    Lagkouvardos I, Joseph D, Kapfhammer M, Giritli S, Horn M, Haller D, et al. Imngs: a comprehensive open resource of processed 16S rRNA microbial profiles for ecology and diversity studies. Sci Rep. 2016;6:33721.

  81. 81.

    Yarza P, Yilmaz P, Pruesse E, Glöckner FO, Ludwig W, Schleifer KH, et al. Uniting the classification of cultured and uncultured bacteria and archaea using 16S rRNA gene sequences. Nat Rev Microbiol. 2014;12:635–45.

    CAS  PubMed  Article  Google Scholar 

  82. 82.

    Vizcaíno JA, Csordas A, del-Toro N, Dianes JA, Griss J, Lavidas I, et al. 2016 update of the pride database and its related tools. Nucleic Acids Res. 2016;44:D447–D456.

    PubMed  Article  CAS  Google Scholar 

Download references

Acknowledgements

The authors greatly thank the “National Natural Science Foundation of China (Grant No. 51878596, 21577123)”, the “Natural Science Funds for Distinguished Young Scholar of Zhejiang Province (LR17B070001)”, and the National Key Technology R&D Program (2018YFC1802203)” for their financial support. A.K. and M.S. are supported by NSERC, CFI, CFREF and the Government of Alberta. GWT and S.M are supported by Australian Research Council (ARC) Future Fellowships (FT170100070 and FT190100211, respectively). The authors also thank Dr. Erica M. Hartmann for her assistance in manuscript preparation.

Author information

Affiliations

Authors

Contributions

LDS designed the study, performed the experiments, collected and analyzed the data, evaluated and arranged the results, and drafted the manuscript; LPL, ZW, and CYL characterized the reduction product and collected the data; SJM performed FISH, analyzed the results, and contributed to the manuscript preparation; XLD helped to analyze the metagenomic data; AK performed proteomics and analyzed the data; GWT and MS helped to analyze and discuss the results, and contributed to the manuscript preparation; HPZ initiated and supervised the project, conceived the experiments, and wrote the manuscript; all authors contributed to revising the manuscript.

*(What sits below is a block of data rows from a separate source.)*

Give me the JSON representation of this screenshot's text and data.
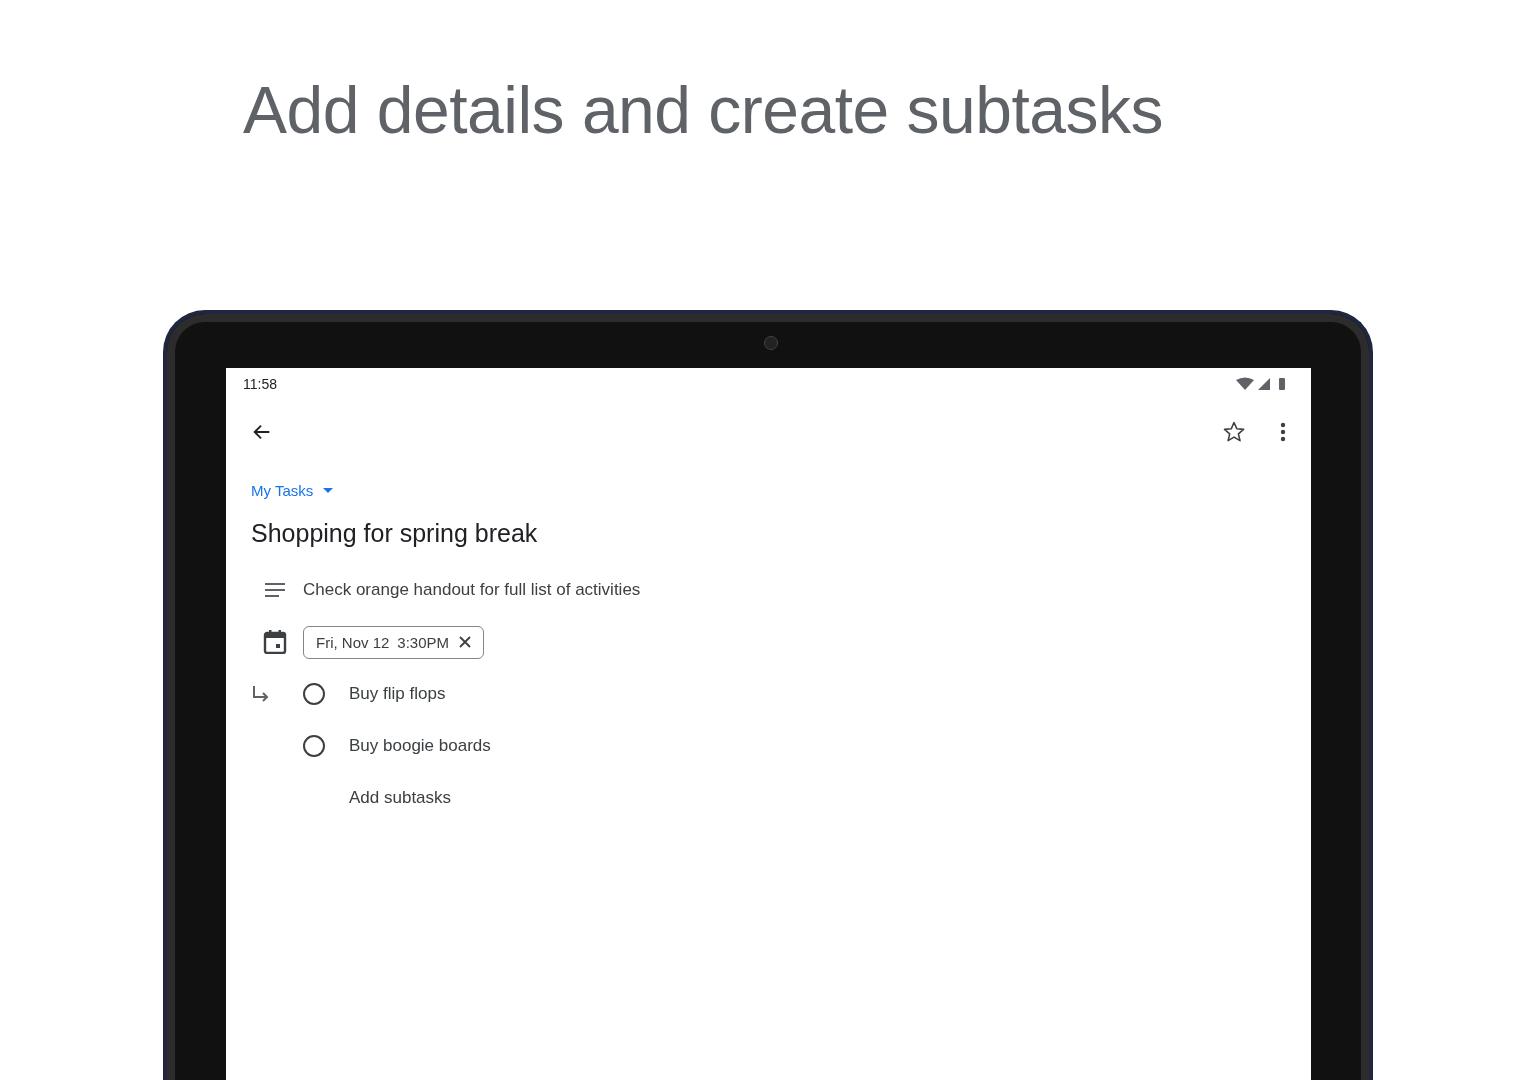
{
  "headline": "Add details and create subtasks",
  "status_bar": {
    "time": "11:58"
  },
  "list_selector": {
    "label": "My Tasks"
  },
  "task": {
    "title": "Shopping for spring break",
    "details": "Check orange handout for full list of activities",
    "date_chip": {
      "date": "Fri, Nov 12",
      "time": "3:30PM"
    },
    "starred": false
  },
  "subtasks": [
    {
      "title": "Buy flip flops",
      "checked": false
    },
    {
      "title": "Buy boogie boards",
      "checked": false
    }
  ],
  "add_subtasks": "Add subtasks"
}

Corresponding author

Correspondence to He-Ping Zhao.

Ethics declarations

Competing interests

The authors declare no competing interests.

Additional information

Publisher’s note Springer Nature remains neutral with regard to jurisdictional claims in published maps and institutional affiliations.

Supplementary information

Rights and permissions

Reprints and Permissions

About this article

Verify currency and authenticity via CrossMark

Cite this article

Shi, LD., Lv, PL., McIlroy, S.J. et al. Methane-dependent selenate reduction by a bacterial consortium. ISME J (2021). https://doi.org/10.1038/s41396-021-01044-3

Download citation

Search

Quick links